*Your goal:*
Only a number is required: how many lines of the material contain the word "screenshot"?

── Dataset records ──

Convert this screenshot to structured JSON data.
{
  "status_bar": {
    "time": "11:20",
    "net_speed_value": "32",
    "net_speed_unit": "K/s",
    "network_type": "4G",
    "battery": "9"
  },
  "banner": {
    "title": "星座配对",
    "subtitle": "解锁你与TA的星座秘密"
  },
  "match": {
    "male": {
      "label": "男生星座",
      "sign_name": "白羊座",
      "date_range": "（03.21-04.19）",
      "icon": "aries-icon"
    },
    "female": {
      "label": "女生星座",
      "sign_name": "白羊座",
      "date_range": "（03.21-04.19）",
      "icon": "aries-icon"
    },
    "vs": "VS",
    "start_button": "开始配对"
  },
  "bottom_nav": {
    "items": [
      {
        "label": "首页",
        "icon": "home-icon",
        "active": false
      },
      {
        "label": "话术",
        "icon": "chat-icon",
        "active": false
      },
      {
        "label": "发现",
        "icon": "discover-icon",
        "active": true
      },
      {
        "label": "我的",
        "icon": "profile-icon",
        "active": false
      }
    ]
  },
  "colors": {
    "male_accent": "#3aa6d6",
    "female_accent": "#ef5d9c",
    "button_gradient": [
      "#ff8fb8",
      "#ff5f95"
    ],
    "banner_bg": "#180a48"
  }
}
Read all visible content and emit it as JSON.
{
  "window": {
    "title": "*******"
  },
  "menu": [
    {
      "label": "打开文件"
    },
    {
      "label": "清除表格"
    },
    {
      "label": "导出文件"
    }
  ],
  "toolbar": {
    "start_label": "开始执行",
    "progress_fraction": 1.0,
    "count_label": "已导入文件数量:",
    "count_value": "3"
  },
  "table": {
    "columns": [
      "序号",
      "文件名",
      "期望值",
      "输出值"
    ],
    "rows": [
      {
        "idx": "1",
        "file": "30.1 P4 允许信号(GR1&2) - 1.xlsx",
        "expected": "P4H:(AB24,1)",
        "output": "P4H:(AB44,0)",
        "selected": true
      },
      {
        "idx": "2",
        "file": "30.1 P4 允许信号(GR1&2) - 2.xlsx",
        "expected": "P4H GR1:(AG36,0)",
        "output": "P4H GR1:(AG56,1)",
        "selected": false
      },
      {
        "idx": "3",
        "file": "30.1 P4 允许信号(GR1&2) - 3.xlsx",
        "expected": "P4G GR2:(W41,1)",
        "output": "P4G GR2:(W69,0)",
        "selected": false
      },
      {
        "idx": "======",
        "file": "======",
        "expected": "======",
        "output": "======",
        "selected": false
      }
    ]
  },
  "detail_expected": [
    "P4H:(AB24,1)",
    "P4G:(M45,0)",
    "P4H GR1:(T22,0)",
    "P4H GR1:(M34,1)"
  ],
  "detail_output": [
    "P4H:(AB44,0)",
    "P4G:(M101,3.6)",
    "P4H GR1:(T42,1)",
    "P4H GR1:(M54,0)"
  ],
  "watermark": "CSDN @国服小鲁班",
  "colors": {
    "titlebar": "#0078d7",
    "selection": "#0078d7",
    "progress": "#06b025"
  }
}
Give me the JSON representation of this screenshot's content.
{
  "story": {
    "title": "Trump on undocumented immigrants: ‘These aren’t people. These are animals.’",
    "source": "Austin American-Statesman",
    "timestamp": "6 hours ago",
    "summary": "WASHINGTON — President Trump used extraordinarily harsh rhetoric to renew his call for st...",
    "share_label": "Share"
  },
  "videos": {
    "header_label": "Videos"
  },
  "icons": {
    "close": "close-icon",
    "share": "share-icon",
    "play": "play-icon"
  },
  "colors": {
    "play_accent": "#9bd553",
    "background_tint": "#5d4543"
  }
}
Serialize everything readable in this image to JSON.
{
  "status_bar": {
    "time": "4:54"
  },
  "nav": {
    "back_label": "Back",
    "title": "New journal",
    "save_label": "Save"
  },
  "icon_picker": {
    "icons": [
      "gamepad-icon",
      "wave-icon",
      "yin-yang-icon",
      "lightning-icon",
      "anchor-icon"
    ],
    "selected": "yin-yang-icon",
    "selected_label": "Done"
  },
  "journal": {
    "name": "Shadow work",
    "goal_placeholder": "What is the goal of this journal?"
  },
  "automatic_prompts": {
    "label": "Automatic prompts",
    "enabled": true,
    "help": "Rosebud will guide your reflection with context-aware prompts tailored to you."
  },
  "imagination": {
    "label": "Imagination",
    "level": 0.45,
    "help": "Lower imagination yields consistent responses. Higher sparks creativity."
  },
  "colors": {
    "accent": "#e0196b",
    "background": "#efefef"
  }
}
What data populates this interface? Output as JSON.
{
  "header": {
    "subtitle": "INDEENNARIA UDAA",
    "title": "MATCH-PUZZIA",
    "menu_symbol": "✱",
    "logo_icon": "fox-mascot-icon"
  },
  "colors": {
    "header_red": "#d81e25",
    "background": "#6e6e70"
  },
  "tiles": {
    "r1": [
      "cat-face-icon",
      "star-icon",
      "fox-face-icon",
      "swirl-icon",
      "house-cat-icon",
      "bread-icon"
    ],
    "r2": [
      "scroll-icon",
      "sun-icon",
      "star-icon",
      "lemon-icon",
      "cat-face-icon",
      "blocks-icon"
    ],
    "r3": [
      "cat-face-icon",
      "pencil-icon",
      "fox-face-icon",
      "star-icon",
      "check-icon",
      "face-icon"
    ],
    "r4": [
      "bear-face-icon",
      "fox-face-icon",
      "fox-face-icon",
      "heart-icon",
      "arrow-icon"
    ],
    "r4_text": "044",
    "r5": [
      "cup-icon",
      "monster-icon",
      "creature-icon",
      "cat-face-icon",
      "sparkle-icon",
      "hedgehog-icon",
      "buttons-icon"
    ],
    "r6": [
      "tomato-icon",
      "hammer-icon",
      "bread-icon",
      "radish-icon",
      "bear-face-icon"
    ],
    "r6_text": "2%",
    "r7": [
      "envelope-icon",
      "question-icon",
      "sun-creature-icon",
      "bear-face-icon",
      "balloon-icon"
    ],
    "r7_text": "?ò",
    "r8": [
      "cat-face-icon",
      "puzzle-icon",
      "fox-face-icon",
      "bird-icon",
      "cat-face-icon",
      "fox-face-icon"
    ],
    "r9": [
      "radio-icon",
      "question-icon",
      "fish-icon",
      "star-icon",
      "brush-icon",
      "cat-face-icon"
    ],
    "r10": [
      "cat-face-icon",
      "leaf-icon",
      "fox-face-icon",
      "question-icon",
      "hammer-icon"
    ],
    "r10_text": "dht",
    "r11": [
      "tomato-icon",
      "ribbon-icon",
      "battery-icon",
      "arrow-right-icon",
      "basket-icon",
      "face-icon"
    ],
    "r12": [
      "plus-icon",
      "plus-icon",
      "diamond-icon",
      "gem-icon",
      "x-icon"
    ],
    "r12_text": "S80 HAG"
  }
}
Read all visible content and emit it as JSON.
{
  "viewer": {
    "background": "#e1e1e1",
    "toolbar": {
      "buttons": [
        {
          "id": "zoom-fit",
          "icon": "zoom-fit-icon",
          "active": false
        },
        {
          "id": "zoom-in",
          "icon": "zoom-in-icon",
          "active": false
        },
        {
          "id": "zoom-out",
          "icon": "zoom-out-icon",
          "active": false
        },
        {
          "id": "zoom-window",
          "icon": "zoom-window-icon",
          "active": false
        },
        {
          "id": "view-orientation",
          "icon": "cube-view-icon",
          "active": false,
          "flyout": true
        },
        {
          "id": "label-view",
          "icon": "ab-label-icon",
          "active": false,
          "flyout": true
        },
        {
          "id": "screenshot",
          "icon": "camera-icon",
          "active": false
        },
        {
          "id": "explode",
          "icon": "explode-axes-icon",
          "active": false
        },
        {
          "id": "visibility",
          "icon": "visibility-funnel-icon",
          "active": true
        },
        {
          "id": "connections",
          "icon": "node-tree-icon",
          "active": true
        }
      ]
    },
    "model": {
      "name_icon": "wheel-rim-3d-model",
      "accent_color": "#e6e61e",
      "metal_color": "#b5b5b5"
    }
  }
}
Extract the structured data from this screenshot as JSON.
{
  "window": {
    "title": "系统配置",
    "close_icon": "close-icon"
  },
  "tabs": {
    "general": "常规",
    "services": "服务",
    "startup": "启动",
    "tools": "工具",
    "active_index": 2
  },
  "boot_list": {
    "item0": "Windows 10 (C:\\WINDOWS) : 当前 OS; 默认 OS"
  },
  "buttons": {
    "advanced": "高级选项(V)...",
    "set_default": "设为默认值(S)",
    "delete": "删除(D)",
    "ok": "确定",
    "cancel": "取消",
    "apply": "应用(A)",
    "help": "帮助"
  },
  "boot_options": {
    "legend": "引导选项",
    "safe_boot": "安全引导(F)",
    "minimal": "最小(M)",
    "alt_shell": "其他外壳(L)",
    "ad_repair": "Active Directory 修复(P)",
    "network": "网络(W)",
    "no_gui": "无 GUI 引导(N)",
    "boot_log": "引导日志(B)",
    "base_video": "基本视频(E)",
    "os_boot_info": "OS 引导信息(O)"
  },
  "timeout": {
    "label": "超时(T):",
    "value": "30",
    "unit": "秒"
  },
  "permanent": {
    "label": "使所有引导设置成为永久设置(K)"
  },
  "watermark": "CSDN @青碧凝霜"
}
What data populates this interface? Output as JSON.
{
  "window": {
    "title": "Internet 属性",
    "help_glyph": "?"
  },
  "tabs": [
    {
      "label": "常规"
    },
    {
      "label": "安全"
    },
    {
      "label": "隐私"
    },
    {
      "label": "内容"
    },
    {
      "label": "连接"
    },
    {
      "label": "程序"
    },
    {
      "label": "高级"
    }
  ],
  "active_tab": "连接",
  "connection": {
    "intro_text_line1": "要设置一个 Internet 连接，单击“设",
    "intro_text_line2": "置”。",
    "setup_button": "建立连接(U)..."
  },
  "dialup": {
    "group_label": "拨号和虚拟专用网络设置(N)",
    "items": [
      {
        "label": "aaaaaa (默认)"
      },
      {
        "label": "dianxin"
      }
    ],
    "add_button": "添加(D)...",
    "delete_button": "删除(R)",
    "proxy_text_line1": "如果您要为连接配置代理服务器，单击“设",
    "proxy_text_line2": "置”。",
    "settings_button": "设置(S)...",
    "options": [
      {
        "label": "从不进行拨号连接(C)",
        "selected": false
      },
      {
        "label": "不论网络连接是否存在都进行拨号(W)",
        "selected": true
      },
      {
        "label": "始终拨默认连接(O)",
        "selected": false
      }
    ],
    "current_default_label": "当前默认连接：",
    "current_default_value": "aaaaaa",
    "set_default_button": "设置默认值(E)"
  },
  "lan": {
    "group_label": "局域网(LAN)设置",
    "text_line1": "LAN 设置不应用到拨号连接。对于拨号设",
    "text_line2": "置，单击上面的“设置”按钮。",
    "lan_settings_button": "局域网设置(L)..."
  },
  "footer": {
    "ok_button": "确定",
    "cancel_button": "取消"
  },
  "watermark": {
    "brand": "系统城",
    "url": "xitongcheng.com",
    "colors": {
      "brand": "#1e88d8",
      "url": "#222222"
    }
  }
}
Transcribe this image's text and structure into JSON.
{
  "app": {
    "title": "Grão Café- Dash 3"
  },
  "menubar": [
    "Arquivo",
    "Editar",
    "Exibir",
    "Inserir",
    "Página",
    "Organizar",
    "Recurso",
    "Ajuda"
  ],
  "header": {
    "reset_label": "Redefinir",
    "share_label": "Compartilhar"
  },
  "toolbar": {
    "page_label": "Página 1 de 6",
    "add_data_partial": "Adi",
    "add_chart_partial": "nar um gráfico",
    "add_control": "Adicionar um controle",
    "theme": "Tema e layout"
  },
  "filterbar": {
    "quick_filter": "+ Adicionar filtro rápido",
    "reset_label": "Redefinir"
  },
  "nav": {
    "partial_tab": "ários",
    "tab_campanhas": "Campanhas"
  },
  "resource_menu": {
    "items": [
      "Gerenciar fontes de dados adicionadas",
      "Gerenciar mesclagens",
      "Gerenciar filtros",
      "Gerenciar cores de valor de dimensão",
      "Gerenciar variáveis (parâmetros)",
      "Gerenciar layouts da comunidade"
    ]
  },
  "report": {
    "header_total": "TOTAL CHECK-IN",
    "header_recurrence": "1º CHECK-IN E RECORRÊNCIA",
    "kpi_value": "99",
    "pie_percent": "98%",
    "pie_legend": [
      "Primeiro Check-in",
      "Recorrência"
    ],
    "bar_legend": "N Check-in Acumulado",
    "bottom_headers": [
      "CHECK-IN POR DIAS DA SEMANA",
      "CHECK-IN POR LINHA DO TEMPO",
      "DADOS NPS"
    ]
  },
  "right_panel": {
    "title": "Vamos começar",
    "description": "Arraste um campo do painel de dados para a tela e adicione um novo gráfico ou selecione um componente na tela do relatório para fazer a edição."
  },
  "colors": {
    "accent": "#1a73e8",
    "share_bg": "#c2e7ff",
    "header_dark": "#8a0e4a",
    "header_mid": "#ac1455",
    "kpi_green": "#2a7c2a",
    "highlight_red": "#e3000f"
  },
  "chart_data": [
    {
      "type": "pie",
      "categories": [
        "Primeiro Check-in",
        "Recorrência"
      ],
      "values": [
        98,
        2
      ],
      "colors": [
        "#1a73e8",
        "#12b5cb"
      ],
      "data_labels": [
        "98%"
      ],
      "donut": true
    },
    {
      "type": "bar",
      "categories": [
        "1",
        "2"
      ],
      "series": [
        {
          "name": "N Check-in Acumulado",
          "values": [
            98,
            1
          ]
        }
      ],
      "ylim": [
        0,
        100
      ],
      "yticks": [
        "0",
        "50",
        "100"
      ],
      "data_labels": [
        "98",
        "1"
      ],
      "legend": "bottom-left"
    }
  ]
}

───

*Exercise solution:*
4